And, it's unlikely to get better. Some say that it will get much worse.

The American Association of Physicians and Surgeons recently published an article entitled "Opting Out of Medicare: a guide for physicians." "It is simple to opt out of Medicare - far simpler than staying in the Medicare program. Thousands of physicians have already opted out, and we have not heard a single regret by any of these physicians. Medicare endangers seniors, rations care and punishes the best doctors whose only aim is to give the best care. For the sake of patients and integrity of the profession, doctors should get out of Medicare."

In 2015, Dr. Rebekah Bernard, the author of a book called "How to Be a Rock Star Doctor," wrote a heartfelt letter to her patients that was featured on the KevinMD website. Bernard, who obviously cares deeply about the people she treats, had this to say:

"We’ve talked about end-of-life issues, and I’ve helped you understand advance directives and DNR forms. I’ve visited you in hospice, and even held your hand as you died."

"For every office visit that we spend together, I spend at least as much time on what Medicare deems as necessary documentation. ... To comply with Medicare requirements, I’ve had to spend thousands of dollars and massive amounts of time instituting electronic health record[s]."

"I wonder if I will be able to afford to care for Medicare patients as a solo physician, not knowing if or when I will be paid, while my expenses remain fixed or increase with inflation."

This trend was well underway by 2009, and began accelerating shortly thereafter:


Physicians who opted out of Medicare, 2009-2012

Source: Centers for Medicare and Medicaid Services

Firm data since 2012 are hard to come by, especially since this issue is highly politicized. But, there is no shortage of indicators that reinforce this trend (2). For example, a 2015 article on the Kaiser Family Foundation website indicates that only 72 percent of physicians are accepting new Medicare patients.
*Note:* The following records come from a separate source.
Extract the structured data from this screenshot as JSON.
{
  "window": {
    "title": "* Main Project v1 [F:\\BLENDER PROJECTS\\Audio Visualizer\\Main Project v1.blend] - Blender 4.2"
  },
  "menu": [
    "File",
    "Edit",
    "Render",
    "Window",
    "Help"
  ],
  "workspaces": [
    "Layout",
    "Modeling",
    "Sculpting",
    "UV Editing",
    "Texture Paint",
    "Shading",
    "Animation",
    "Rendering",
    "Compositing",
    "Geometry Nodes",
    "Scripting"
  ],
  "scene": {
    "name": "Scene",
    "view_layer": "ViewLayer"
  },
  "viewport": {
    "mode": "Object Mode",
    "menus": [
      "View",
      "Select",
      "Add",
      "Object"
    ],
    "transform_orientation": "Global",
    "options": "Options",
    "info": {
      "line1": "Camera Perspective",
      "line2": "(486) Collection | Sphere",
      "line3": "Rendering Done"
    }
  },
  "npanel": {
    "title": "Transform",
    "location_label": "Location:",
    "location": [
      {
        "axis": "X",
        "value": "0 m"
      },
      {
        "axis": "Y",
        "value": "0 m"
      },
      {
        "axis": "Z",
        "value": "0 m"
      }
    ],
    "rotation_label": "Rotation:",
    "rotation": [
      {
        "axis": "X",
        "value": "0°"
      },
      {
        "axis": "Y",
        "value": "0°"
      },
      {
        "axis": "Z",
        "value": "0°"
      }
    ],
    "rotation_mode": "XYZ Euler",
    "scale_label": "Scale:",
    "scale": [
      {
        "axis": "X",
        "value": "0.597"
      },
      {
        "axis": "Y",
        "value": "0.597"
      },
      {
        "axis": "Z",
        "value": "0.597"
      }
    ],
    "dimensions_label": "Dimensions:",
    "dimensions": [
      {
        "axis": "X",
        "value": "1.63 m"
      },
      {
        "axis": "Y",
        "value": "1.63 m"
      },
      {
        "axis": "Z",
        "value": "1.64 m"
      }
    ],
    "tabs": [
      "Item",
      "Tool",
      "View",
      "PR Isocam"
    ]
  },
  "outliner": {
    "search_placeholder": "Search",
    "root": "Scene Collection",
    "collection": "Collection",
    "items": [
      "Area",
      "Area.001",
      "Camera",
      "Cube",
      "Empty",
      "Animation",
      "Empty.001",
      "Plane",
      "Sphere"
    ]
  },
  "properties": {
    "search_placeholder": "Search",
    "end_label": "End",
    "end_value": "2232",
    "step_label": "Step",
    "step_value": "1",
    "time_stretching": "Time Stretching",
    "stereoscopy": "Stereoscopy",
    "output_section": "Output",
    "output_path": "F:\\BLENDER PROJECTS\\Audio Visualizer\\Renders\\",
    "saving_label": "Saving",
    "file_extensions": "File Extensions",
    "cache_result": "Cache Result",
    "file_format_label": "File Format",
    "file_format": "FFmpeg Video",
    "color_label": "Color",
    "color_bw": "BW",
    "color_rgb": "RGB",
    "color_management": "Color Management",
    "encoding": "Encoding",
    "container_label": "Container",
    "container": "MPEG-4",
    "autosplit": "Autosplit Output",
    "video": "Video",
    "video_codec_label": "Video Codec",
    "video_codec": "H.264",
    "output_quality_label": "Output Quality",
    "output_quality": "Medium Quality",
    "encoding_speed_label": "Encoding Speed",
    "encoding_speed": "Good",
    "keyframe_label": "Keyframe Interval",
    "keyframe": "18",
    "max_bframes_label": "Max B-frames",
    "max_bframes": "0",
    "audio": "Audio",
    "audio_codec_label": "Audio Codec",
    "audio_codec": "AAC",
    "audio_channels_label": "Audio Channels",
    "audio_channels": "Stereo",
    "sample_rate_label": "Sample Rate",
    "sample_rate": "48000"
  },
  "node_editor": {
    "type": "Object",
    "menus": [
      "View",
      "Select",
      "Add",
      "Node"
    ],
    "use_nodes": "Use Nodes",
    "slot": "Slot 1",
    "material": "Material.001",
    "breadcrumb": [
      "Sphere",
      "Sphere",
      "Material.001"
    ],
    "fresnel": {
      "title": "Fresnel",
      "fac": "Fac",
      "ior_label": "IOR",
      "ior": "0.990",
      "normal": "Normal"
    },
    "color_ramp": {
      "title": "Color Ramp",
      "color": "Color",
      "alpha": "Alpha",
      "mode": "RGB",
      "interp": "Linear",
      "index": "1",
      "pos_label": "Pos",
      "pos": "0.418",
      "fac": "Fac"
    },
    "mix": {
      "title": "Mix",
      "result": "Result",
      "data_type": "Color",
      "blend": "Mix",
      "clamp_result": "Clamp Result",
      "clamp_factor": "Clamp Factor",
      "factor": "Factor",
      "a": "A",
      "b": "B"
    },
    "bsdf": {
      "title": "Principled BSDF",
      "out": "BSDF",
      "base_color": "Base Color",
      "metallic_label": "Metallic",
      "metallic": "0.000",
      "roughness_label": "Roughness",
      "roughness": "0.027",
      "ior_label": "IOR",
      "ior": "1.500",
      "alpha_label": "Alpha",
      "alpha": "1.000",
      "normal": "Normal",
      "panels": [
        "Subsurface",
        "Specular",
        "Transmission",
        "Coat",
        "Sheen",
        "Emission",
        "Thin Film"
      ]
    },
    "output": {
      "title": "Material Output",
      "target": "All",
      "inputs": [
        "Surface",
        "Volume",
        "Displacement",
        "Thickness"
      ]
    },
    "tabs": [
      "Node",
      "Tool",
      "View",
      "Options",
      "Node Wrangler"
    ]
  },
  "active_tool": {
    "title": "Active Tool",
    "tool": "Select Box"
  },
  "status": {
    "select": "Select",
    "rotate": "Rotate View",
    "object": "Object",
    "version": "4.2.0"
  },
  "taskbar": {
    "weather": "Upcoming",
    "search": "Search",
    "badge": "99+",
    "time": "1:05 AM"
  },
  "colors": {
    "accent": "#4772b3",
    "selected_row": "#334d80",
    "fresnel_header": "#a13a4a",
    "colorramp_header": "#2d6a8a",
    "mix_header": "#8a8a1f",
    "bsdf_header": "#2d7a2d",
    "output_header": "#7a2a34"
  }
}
For Medicaid, it is far worse:Medicare2015

Source: The Kaiser Family Foundation/Commonwealth Fund 2015 National Survey of Primary Care Providers. 

A 2014 article, posted on The Daily Beast website, entitled "How Being a Doctor Became the Most Miserable Profession," will do very little to comfort you. In fact, it will do quite the opposite.

Dr. Daniela Drake, an internal medicine physician in Los Angeles, had this to say. (Keep in mind that this is only the opinion of one physician, and is in no way meant to represent the views of others.)

"By the end of this year, it’s estimated that 300 physicians will commit suicide."

"Simply put, being a doctor has become a miserable and humiliating undertaking."

"Yet physicians have to go along, constantly trying to improve their 'productivity' and patient satisfaction scores — or risk losing their jobs."

"It’s a fact that [in order to get high patient rating scores] doctors acquiesce to patient demands — for narcotics, X-rays,... And now that Medicare payments will be tied to patient satisfaction — this problem will get worse.

There is an organization with the rather foreboding name — the "Drop Out Club (DOC)," which was formed in 1999 when six former classmates from the Columbia College of Physicians and Surgeons got together for drinks. All six had left medicine for various reasons. They chewed it over for a while, and then this happened:

DOC now has more than 30,000 members in 116 countries, and now functions as a crucial resource to provide alternative employment aid to physicians who want out.

There is clearly something going on here, but how much?

Next: Part two — what do the numbers say?



(1) This applies only to doctors who participate in Medicare. There is a second class called "nonparticipating doctors." They file Medicare reimbursement claims but can only charge up to 10 percent more than Medicare rates, depending the service that is provided. The patient is billed for the difference.

(2) There are also claims, apparently supported by different data, that the idea of the vanishing Medicare doctor is a myth, and is little more than politics and economics. I shall cheerfully "opt out" of this part. I don't discuss politics. Politics is icky.